Source: (2003) Claredon Studies in Criminology Series. Oxford: Oxford University Press.

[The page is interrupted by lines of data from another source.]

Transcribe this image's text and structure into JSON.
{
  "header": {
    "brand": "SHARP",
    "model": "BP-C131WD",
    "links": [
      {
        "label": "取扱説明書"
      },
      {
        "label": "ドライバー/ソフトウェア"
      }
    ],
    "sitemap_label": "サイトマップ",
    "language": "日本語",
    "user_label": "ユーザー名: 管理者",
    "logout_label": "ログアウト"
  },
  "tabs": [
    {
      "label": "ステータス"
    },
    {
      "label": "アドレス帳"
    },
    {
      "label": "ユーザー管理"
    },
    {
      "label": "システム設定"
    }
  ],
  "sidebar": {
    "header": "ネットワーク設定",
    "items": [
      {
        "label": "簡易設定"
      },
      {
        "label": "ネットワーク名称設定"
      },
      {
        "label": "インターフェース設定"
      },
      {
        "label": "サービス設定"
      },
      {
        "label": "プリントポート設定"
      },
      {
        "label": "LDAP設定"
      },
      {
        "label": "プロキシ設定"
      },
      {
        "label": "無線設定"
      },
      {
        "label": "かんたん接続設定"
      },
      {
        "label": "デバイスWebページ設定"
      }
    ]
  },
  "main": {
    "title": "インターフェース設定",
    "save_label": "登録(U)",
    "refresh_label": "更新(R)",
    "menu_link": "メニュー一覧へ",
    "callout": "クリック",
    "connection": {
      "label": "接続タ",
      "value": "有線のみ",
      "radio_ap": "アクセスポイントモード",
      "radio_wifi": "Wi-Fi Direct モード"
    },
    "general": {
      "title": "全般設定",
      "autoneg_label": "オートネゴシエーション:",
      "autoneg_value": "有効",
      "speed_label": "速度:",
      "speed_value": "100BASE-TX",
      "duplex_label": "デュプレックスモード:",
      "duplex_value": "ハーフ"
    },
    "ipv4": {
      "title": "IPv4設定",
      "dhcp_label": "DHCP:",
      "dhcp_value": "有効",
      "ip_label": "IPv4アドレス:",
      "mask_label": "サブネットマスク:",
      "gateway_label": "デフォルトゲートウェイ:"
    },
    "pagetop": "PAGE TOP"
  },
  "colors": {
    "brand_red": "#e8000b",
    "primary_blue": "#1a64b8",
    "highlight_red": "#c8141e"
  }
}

Restorative justice, as an informal process, has to address concerns about being held in private, without lawyers, and with little or no monitoring of the quality of the facilitation. This is the first book to address the issues comprehensively. There are useful discussions of issues such as the pros and cons of using volunteers as facilitators of restorative conferences; Roche argues against using criminal justice professionals, especially police officers, in this role. He examines the tension between the right of the offender (and the victim, he might have added) to legal advice, and lawyers’ tendency to be adversarial. On proportionality, he argues for maximum autonomy of participants; a contrite offender should even be entitled to offer more reparation than a judge would have ordered, and a victim to accept less, provided that the process was conducted fairly. Restorative justice in schools is also described.